Today, in an excerpt from our free download Successful Tips for Buying and Using Pottery Clay: How to Select the Right Clay, Estimate Your Clay Needs, and Test Clays for Better Results, Michael Wendt gives step-by-step instructions on how to effectively use this method for wedging clay. - Jennifer Harnetty, editor.
Wedging Pottery Clay (and saving your wrists!)
Stack-and-slam wire wedging is a method for wedging that is quick, effective, versatile, and easier on the hands and wrists than any other type of manual wedging. This method allows you to uniformly wedge very large pieces of clay for large pots.You also can add water (or softer clay) to pieces of clay that have become too stiff, or even mix clays with different characteristics such as stoneware and porcelain. In addition, this method offers a superior way to get perfectly flat slabs for tile work or handbuilding.
To illustrate this method, I took two 3-pound balls of pottery clay of different colors and spiral wedged them for two minutes. I sliced through the ball to see how uniform the mixing had become. After two minutes of spiral wedging, there were still pockets of red and white clay in the pink mixture that had not been completely dispersed.I repeated the exercise with two more balls of different colored clays using the stack-and-slam wire-wedging technique. The bottom photos show the remarkable change that took place.

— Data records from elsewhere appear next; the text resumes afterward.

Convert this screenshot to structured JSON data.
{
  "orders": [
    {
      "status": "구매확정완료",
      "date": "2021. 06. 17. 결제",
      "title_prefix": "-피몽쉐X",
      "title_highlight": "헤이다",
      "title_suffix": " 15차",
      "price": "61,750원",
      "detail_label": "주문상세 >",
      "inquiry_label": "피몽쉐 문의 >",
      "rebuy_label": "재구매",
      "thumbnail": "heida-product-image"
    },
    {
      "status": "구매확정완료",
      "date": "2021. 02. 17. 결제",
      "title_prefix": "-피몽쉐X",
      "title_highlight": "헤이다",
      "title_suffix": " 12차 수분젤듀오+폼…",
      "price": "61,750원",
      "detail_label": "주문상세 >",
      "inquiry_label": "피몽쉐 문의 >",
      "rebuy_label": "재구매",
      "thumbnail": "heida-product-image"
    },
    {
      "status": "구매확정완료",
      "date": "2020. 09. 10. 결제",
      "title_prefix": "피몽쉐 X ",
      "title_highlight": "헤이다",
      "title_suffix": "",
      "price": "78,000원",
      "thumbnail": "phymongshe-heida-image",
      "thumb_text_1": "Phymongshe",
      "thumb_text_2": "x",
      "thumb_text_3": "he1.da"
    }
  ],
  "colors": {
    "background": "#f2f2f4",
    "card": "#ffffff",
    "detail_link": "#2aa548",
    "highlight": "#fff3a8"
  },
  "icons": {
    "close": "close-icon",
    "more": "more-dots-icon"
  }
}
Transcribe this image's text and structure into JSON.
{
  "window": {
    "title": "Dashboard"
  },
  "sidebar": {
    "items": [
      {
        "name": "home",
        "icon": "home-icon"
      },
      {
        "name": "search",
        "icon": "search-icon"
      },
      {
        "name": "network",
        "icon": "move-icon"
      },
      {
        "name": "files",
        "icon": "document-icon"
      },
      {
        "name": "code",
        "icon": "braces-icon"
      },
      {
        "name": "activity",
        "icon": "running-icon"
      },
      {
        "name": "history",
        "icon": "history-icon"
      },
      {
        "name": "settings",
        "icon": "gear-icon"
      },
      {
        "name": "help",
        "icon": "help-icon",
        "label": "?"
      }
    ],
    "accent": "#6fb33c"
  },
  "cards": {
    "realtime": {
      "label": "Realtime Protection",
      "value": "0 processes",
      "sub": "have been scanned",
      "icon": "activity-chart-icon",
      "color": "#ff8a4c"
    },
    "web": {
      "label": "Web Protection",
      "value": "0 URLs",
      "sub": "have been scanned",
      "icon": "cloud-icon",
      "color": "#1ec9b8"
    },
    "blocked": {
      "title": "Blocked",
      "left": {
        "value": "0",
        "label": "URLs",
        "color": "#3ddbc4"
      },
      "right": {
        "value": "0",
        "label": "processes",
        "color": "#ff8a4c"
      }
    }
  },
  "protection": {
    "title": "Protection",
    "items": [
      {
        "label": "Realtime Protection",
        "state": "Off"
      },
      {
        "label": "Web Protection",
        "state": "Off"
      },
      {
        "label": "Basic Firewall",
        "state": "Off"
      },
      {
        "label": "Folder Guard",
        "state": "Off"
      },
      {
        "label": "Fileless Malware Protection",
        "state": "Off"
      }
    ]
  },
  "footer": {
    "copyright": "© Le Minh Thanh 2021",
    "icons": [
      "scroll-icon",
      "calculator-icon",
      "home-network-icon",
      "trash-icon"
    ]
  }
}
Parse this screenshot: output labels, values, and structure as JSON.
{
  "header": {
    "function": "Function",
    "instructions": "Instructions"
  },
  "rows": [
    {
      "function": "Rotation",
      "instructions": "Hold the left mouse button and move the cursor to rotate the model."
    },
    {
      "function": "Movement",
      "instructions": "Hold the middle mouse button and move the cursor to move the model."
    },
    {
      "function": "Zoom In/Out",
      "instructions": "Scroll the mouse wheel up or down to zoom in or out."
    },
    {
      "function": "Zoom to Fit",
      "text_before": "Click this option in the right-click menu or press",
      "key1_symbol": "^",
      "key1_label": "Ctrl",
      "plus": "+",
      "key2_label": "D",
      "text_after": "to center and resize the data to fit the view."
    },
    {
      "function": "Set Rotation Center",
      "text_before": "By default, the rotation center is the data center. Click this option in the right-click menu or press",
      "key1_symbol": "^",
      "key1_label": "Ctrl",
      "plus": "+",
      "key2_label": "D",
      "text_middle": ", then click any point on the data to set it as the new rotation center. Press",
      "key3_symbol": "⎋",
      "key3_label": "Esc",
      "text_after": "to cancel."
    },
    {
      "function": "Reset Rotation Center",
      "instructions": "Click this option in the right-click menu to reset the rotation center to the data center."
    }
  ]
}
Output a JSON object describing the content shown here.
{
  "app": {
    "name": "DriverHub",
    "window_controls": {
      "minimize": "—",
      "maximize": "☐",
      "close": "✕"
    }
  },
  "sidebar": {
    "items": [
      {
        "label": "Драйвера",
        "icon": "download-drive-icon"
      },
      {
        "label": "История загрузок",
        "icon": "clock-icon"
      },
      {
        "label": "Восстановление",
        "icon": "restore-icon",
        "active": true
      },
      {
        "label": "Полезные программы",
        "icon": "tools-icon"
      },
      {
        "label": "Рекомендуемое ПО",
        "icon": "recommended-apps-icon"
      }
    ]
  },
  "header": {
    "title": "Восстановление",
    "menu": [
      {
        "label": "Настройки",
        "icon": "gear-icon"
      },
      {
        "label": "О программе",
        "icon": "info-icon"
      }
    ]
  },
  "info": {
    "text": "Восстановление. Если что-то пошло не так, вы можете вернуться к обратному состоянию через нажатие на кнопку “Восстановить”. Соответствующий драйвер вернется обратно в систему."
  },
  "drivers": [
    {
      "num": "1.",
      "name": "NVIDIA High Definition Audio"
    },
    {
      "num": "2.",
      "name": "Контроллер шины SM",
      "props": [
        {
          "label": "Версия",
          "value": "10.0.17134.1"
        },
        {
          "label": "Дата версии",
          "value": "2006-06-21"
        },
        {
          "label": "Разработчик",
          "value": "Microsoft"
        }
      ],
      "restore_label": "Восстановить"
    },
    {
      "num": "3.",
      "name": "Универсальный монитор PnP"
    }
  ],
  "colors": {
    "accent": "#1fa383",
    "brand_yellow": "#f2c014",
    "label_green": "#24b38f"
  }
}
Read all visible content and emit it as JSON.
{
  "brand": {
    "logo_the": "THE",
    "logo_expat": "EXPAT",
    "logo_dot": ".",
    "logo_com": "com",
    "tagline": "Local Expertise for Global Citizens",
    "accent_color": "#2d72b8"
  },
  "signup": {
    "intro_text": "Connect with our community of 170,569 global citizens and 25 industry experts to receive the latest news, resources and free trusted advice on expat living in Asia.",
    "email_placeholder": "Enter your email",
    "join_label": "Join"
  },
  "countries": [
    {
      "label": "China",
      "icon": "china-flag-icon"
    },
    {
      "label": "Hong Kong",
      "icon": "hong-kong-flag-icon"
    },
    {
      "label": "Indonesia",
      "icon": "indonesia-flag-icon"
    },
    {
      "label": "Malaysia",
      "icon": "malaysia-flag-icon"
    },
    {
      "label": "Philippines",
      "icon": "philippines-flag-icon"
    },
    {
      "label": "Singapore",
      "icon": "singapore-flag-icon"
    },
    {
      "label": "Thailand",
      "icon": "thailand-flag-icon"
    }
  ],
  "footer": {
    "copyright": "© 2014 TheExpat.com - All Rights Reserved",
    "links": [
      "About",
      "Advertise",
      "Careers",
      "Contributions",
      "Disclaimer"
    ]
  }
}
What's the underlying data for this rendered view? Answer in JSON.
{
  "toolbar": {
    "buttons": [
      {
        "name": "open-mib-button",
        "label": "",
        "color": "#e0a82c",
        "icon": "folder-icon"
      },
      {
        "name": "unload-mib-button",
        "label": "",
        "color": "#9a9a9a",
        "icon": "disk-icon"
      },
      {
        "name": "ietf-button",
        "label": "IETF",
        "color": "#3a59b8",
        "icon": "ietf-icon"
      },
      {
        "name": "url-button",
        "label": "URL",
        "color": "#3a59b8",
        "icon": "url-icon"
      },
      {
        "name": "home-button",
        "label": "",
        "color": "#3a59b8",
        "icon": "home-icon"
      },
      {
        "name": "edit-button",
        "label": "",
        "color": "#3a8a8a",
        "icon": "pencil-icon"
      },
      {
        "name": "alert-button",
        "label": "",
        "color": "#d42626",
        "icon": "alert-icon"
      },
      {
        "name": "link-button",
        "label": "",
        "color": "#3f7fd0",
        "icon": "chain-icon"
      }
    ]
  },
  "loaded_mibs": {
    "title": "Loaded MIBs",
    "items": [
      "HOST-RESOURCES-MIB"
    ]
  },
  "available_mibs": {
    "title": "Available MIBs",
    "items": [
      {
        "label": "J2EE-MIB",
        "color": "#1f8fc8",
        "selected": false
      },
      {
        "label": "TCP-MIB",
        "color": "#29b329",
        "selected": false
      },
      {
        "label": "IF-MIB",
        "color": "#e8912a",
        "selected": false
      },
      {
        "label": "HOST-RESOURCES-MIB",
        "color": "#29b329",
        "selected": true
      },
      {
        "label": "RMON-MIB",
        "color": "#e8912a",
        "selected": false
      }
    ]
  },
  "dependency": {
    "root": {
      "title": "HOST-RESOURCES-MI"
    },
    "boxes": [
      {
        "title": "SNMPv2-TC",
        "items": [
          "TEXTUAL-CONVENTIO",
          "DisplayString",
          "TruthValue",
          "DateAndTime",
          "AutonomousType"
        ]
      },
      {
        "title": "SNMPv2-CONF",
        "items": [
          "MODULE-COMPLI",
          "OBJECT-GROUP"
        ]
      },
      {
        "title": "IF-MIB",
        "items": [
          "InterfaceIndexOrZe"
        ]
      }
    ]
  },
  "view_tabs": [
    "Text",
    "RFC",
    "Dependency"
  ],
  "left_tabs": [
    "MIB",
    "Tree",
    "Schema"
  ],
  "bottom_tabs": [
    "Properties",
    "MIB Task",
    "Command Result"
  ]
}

This article is included in Successful Tips for Buying and Using Pottery Clay: How to Select the Right Clay, Estimate your Clay Needs, and Test Clays for Better Results, which is free to Ceramic Arts Daily subscribers.
The Stack and Slam Wedging Process
Choose a comfortable amount of clay for the first attempt. I seldom wedge less than 3 pounds because it is too slow to wedge each piece one at a time. I prefer to wedge enough clay for several pots at one time because, with this stack-and-slam wire-wedging technique, it is just as easy to wedge a large amount as it is to wedge a small amount.
First, block the clay into a rough rectangular shape.
|Next, lift the piece by the sides and cut it roughly in half on a wire.|
|Pass the left arm under the wire as you place the two pieces back onto the wedging table. Make sure the cut is parallel to the front edge of the table.|
|Take the piece closest to the table edge and carefully place on top of the other piece. Be sure not to make any dimples in either of the mating surfaces.|
|Roll the joined pieces toward you, flipping them over so the bottom is now on top. Pick up the clay and slam it down with enough force that it ends up the original thickness you started with.|
|Repeat steps 1-3 at least 30 times. This will give you over a billion layers of clay particles! It is very critical that you pay attention to the lamination pattern since the final goal is to layer the clay rather than cross the layers with each other.|
Once you have completed the required number of cycles, place your left hand on the top of the piece and roll it to the left onto its side. Now your right hand can be placed on the area that was the bottom on the table surface. The goal is to keep track of these two surfaces while converting the block into a cylinder by repeatedly tapping it onto the table surface and finally rolling it round.
Taking this extra step assures you can keep track of the laminated face. I have found that orienting the laminations parallel to the wheel head minimizes cracks on the bottom of all of my pieces, and that selecting the smoothest end for the top further reduces losses.
See a video ddemonstration of this process here: http://www.youtube.com/watch?v=HApNjUnI9U4
Changing Softness of Clay
If you're already happy with the results from your current wedging or pugging, there's no reason to change. But if you're struggling with uneven clay and would like a method that gives you more control, try wire wedging. It can create some troubles if done improperly -- most notably, the introduction of air pockets due to poor joining surface quality -- but this is easy to diagnose and cure. I have used this method for over thirty years and have no wrist or hand problems.